(Dataset entries)
========================================================================

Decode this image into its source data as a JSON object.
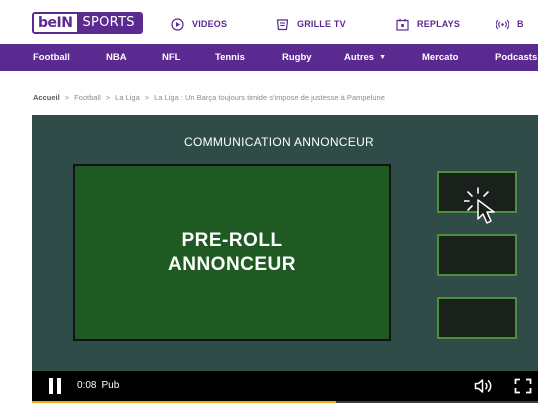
{
  "header": {
    "logo": {
      "part1": "beIN",
      "part2": "SPORTS"
    },
    "nav": [
      {
        "label": "VIDEOS",
        "icon": "play-circle-icon"
      },
      {
        "label": "GRILLE TV",
        "icon": "tv-guide-icon"
      },
      {
        "label": "REPLAYS",
        "icon": "replay-icon"
      },
      {
        "label": "B",
        "icon": "live-signal-icon"
      }
    ]
  },
  "sports_nav": [
    {
      "label": "Football"
    },
    {
      "label": "NBA"
    },
    {
      "label": "NFL"
    },
    {
      "label": "Tennis"
    },
    {
      "label": "Rugby"
    },
    {
      "label": "Autres",
      "has_dropdown": true
    },
    {
      "label": "Mercato"
    },
    {
      "label": "Podcasts"
    }
  ],
  "breadcrumb": [
    "Accueil",
    "Football",
    "La Liga",
    "La Liga : Un Barça toujours timide s'impose de justesse à Pampelune"
  ],
  "player": {
    "ad_banner_title": "COMMUNICATION ANNONCEUR",
    "preroll_line1": "PRE-ROLL",
    "preroll_line2": "ANNONCEUR",
    "time": "0:08",
    "status_label": "Pub",
    "progress": 0.6,
    "progress_color": "#f2a516"
  },
  "colors": {
    "brand_purple": "#5b2a91",
    "player_bg": "#2f4c48",
    "preroll_green": "#1f5a23",
    "thumb_border": "#4f8e3c"
  }
}
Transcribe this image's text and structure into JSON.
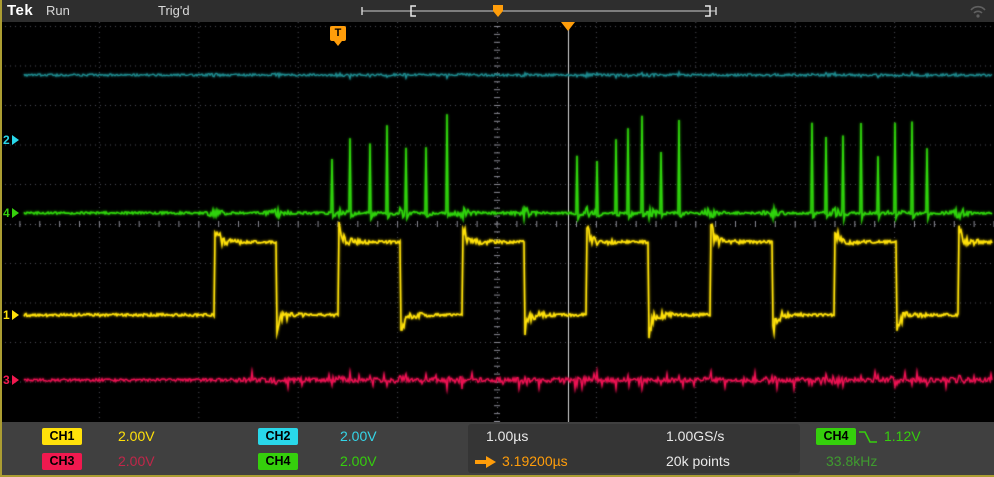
{
  "top_bar": {
    "brand": "Tek",
    "acq_status": "Run",
    "trigger_status": "Trig'd"
  },
  "graticule": {
    "trigger_flag": "T",
    "channel_markers": [
      {
        "label": "2"
      },
      {
        "label": "4"
      },
      {
        "label": "1"
      },
      {
        "label": "3"
      }
    ]
  },
  "readouts": {
    "ch1": {
      "label": "CH1",
      "scale": "2.00V"
    },
    "ch2": {
      "label": "CH2",
      "scale": "2.00V"
    },
    "ch3": {
      "label": "CH3",
      "scale": "2.00V"
    },
    "ch4": {
      "label": "CH4",
      "scale": "2.00V"
    },
    "timebase": "1.00µs",
    "sample_rate": "1.00GS/s",
    "delay": "3.19200µs",
    "record_length": "20k points",
    "trigger_source": "CH4",
    "trigger_level": "1.12V",
    "trigger_frequency": "33.8kHz"
  },
  "colors": {
    "ch1": "#ffe10a",
    "ch2": "#29d8ea",
    "ch3": "#f0194f",
    "ch4": "#35cf0c",
    "accent_orange": "#ff9d0a",
    "grid": "#4e4e58"
  },
  "waveforms": {
    "ch2": {
      "color": "#1e8c90",
      "baseline": 75,
      "noise": 1.1
    },
    "ch3": {
      "color": "#ee1253",
      "baseline": 380,
      "noise": 1.3,
      "active_from": 230
    },
    "ch4": {
      "color": "#2fd30c",
      "baseline": 213,
      "noise": 1.1,
      "burst_groups": [
        332,
        577,
        812
      ],
      "group_span": 118,
      "spike_min": 52,
      "spike_max": 104
    },
    "ch1": {
      "color": "#ffe10a",
      "low": 315,
      "high": 242,
      "first_edge": 215,
      "period": 124,
      "duty": 0.5,
      "overshoot": 16
    }
  }
}
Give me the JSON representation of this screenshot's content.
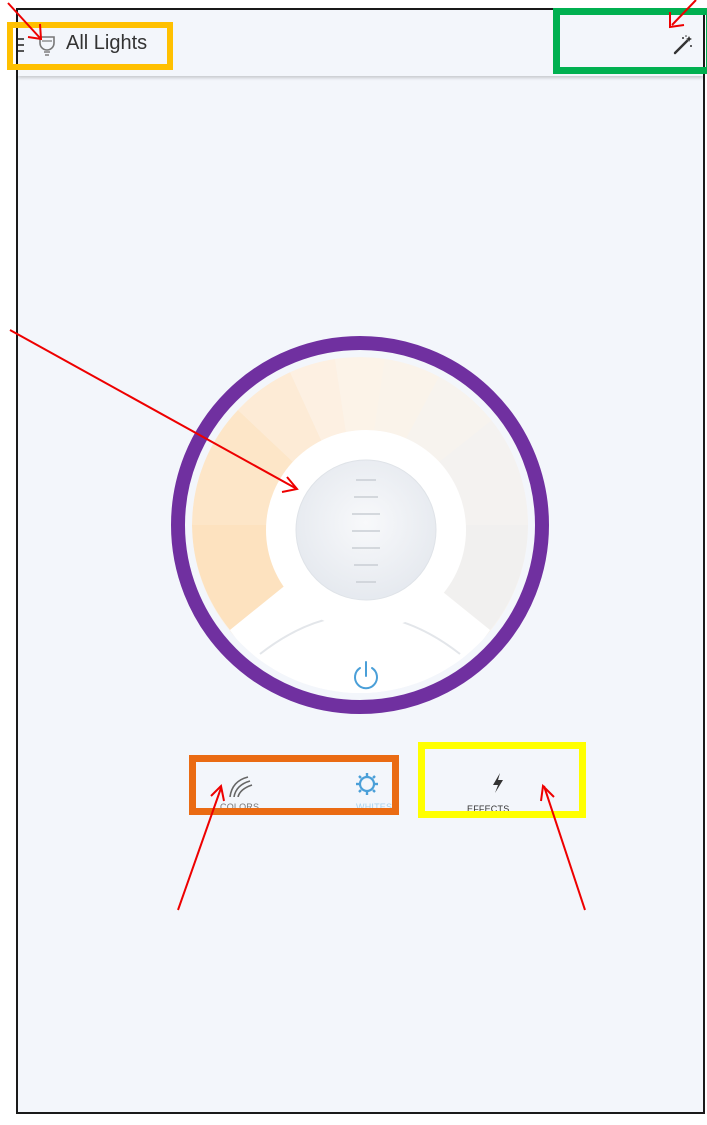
{
  "header": {
    "title": "All Lights",
    "menu_icon": "menu-icon",
    "bulb_icon": "bulb-icon",
    "effects_icon": "magic-wand-icon"
  },
  "tabs": [
    {
      "label": "COLORS",
      "icon": "rainbow-icon"
    },
    {
      "label": "WHITES",
      "icon": "sun-gear-icon",
      "active": true
    },
    {
      "label": "EFFECTS",
      "icon": "lightning-icon"
    }
  ],
  "wheel": {
    "power_icon": "power-icon",
    "brightness_icon": "brightness-slider-knob"
  },
  "colors": {
    "accent": "#4a9fd8",
    "background": "#f3f6fb",
    "annotation_purple": "#7030a0",
    "annotation_orange": "#ea6b13",
    "annotation_yellow": "#ffff00",
    "annotation_gold": "#ffc000",
    "annotation_green": "#00b050",
    "arrow_red": "#ee0000"
  }
}
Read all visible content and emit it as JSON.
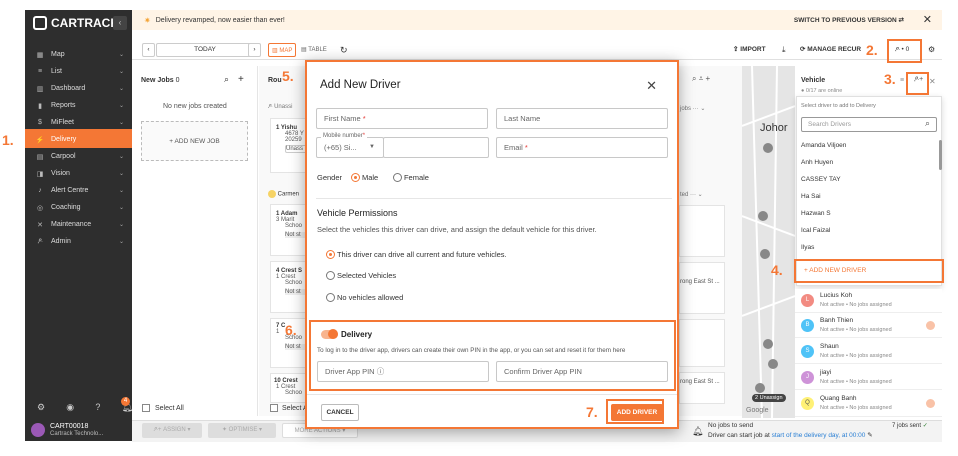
{
  "app": {
    "brand": "CARTRACK"
  },
  "colors": {
    "accent": "#f47735",
    "sidebar_bg": "#2e2e2e",
    "banner_bg": "#fff4e6"
  },
  "banner": {
    "text": "Delivery revamped, now easier than ever!",
    "switch_label": "SWITCH TO PREVIOUS VERSION"
  },
  "sidebar": {
    "items": [
      {
        "label": "Map",
        "icon": "map-icon"
      },
      {
        "label": "List",
        "icon": "list-icon"
      },
      {
        "label": "Dashboard",
        "icon": "dashboard-icon"
      },
      {
        "label": "Reports",
        "icon": "reports-icon"
      },
      {
        "label": "MiFleet",
        "icon": "dollar-icon"
      },
      {
        "label": "Delivery",
        "icon": "delivery-icon"
      },
      {
        "label": "Carpool",
        "icon": "calendar-icon"
      },
      {
        "label": "Vision",
        "icon": "camera-icon"
      },
      {
        "label": "Alert Centre",
        "icon": "bell-icon"
      },
      {
        "label": "Coaching",
        "icon": "steering-icon"
      },
      {
        "label": "Maintenance",
        "icon": "wrench-icon"
      },
      {
        "label": "Admin",
        "icon": "users-icon"
      }
    ],
    "notification_count": "4",
    "user": {
      "name": "CART00018",
      "company": "Cartrack Technolo..."
    }
  },
  "toolbar": {
    "today": "TODAY",
    "map_tab": "MAP",
    "table_tab": "TABLE",
    "import": "IMPORT",
    "manage_recurring": "MANAGE RECUR",
    "driver_count": "0"
  },
  "jobs_column": {
    "title": "New Jobs",
    "count": "0",
    "empty_text": "No new jobs created",
    "add_job": "+ ADD NEW JOB",
    "select_all": "Select All"
  },
  "routes": {
    "title": "Rou",
    "unassigned": "Unassi",
    "carmen": "Carmen",
    "cards": [
      {
        "num": "1",
        "name": "Yishu",
        "line2": "4678 Y",
        "line3": "20259",
        "tag": "Unass"
      },
      {
        "num": "1",
        "name": "Adam",
        "line2": "3 Marit",
        "line3": "Schoo",
        "tag": "Not st"
      },
      {
        "num": "4",
        "name": "Crest S",
        "line2": "1 Crest",
        "line3": "Schoo",
        "tag": "Not st"
      },
      {
        "num": "7",
        "name": "C",
        "line2": "1",
        "line3": "Schoo",
        "tag": "Not st"
      },
      {
        "num": "10",
        "name": "Crest",
        "line2": "1 Crest",
        "line3": "Schoo",
        "tag": "Not st"
      }
    ],
    "right_snips": [
      "jobs",
      "ted",
      "rong East St ...",
      "rong East St ..."
    ],
    "select_all": "Select A"
  },
  "bottom_bar": {
    "assign": "ASSIGN",
    "optimise": "OPTIMISE",
    "more_actions": "MORE ACTIONS",
    "nojobs": "No jobs to send",
    "start_note": "Driver can start job at",
    "start_link": "start of the delivery day, at 00:00",
    "sent": "7 jobs sent"
  },
  "modal": {
    "title": "Add New Driver",
    "first_name": "First Name",
    "last_name": "Last Name",
    "mobile_label": "Mobile number",
    "country_code": "(+65) Si...",
    "email": "Email",
    "gender_label": "Gender",
    "male": "Male",
    "female": "Female",
    "vp_title": "Vehicle Permissions",
    "vp_desc": "Select the vehicles this driver can drive, and assign the default vehicle for this driver.",
    "vp_options": [
      "This driver can drive all current and future vehicles.",
      "Selected Vehicles",
      "No vehicles allowed"
    ],
    "delivery_label": "Delivery",
    "delivery_desc": "To log in to the driver app, drivers can create their own PIN in the app, or you can set and reset it for them here",
    "pin": "Driver App PIN",
    "confirm_pin": "Confirm Driver App PIN",
    "cancel": "CANCEL",
    "add": "ADD DRIVER"
  },
  "right_panel": {
    "vehicle_title": "Vehicle",
    "online": "0/17 are online",
    "select_hint": "Select driver to add to Delivery",
    "search_placeholder": "Search Drivers",
    "drivers": [
      "Amanda Viljoen",
      "Anh Huyen",
      "CASSEY TAY",
      "Ha Sai",
      "Hazwan S",
      "Ical Faizal",
      "Ilyas"
    ],
    "add_new_driver": "+ ADD NEW DRIVER",
    "driver_list": [
      {
        "initial": "L",
        "name": "Lucius Koh",
        "status": "Not active • No jobs assigned",
        "color": "#f28b82"
      },
      {
        "initial": "B",
        "name": "Banh Thien",
        "status": "Not active • No jobs assigned",
        "color": "#4fc3f7"
      },
      {
        "initial": "S",
        "name": "Shaun",
        "status": "Not active • No jobs assigned",
        "color": "#4fc3f7"
      },
      {
        "initial": "J",
        "name": "jiayi",
        "status": "Not active • No jobs assigned",
        "color": "#ce93d8"
      },
      {
        "initial": "Q",
        "name": "Quang Banh",
        "status": "Not active • No jobs assigned",
        "color": "#fff176"
      }
    ],
    "map_label": "Johor",
    "unassigned_chip": "Unassign",
    "unassigned_count": "2",
    "google": "Google"
  },
  "callouts": [
    "1.",
    "2.",
    "3.",
    "4.",
    "5.",
    "6.",
    "7."
  ]
}
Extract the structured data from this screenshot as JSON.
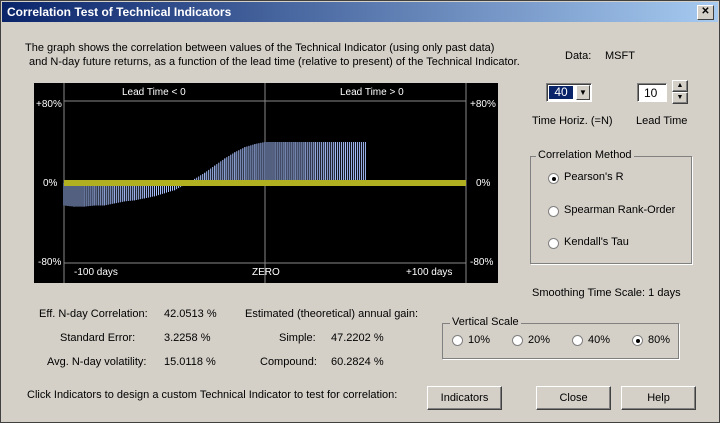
{
  "window": {
    "title": "Correlation Test of Technical Indicators"
  },
  "description": {
    "line1": "The graph shows the correlation between values of the Technical Indicator (using only past data)",
    "line2": "and N-day future returns, as a function of the lead time (relative to present) of the Technical Indicator."
  },
  "data_label": "Data:",
  "data_value": "MSFT",
  "controls": {
    "time_horiz_value": "40",
    "time_horiz_label": "Time Horiz. (=N)",
    "lead_time_value": "10",
    "lead_time_label": "Lead Time"
  },
  "correlation_method": {
    "title": "Correlation Method",
    "options": [
      {
        "label": "Pearson's R",
        "selected": true
      },
      {
        "label": "Spearman Rank-Order",
        "selected": false
      },
      {
        "label": "Kendall's Tau",
        "selected": false
      }
    ]
  },
  "smoothing": "Smoothing Time Scale:  1 days",
  "vertical_scale": {
    "title": "Vertical Scale",
    "options": [
      {
        "label": "10%",
        "selected": false
      },
      {
        "label": "20%",
        "selected": false
      },
      {
        "label": "40%",
        "selected": false
      },
      {
        "label": "80%",
        "selected": true
      }
    ]
  },
  "stats": {
    "eff_label": "Eff. N-day Correlation:",
    "eff_value": "42.0513 %",
    "se_label": "Standard Error:",
    "se_value": "3.2258 %",
    "vol_label": "Avg. N-day volatility:",
    "vol_value": "15.0118 %",
    "est_label": "Estimated (theoretical) annual gain:",
    "simple_label": "Simple:",
    "simple_value": "47.2202 %",
    "compound_label": "Compound:",
    "compound_value": "60.2824 %"
  },
  "footer_text": "Click Indicators to design a custom Technical Indicator to test for correlation:",
  "buttons": {
    "indicators": "Indicators",
    "close": "Close",
    "help": "Help"
  },
  "chart_data": {
    "type": "bar",
    "top_left_label": "Lead Time < 0",
    "top_right_label": "Lead Time > 0",
    "y_tick_top": "+80%",
    "y_tick_mid": "0%",
    "y_tick_bottom": "-80%",
    "x_tick_left": "-100 days",
    "x_tick_mid": "ZERO",
    "x_tick_right": "+100 days",
    "x_range": [
      -100,
      100
    ],
    "ylim": [
      -80,
      80
    ],
    "bar_color": "#a8c0ff",
    "zero_band_color": "#b0b020",
    "series": {
      "x": [
        -100,
        -95,
        -90,
        -85,
        -80,
        -75,
        -70,
        -65,
        -60,
        -55,
        -50,
        -45,
        -40,
        -35,
        -30,
        -25,
        -20,
        -15,
        -10,
        -5,
        0,
        5,
        10,
        15,
        20,
        25,
        30,
        35,
        40,
        45,
        50
      ],
      "values": [
        -22,
        -23,
        -23,
        -22,
        -22,
        -20,
        -18,
        -17,
        -15,
        -13,
        -10,
        -7,
        -2,
        4,
        10,
        17,
        24,
        30,
        35,
        38,
        40,
        40,
        40,
        40,
        40,
        40,
        40,
        40,
        40,
        40,
        40
      ]
    }
  }
}
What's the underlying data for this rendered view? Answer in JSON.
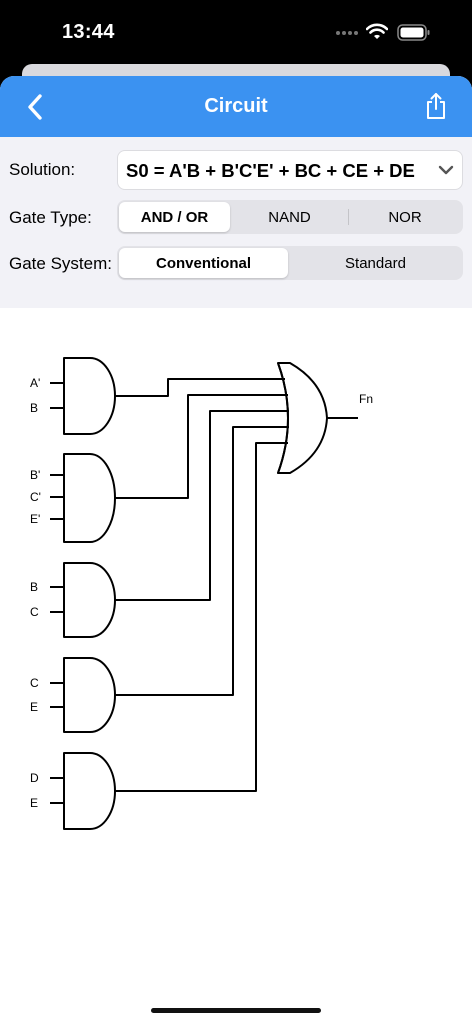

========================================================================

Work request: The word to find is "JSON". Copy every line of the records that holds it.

Response to the exercise:
Decode this image into its source data as a JSON object.
Transcribe this image's text and structure into JSON.
Give me the JSON representation of this screenshot's content.
Read all visible content and emit it as JSON.
Extract the structured data from this screenshot as JSON.
What's the underlying data for this rendered view? Answer in JSON.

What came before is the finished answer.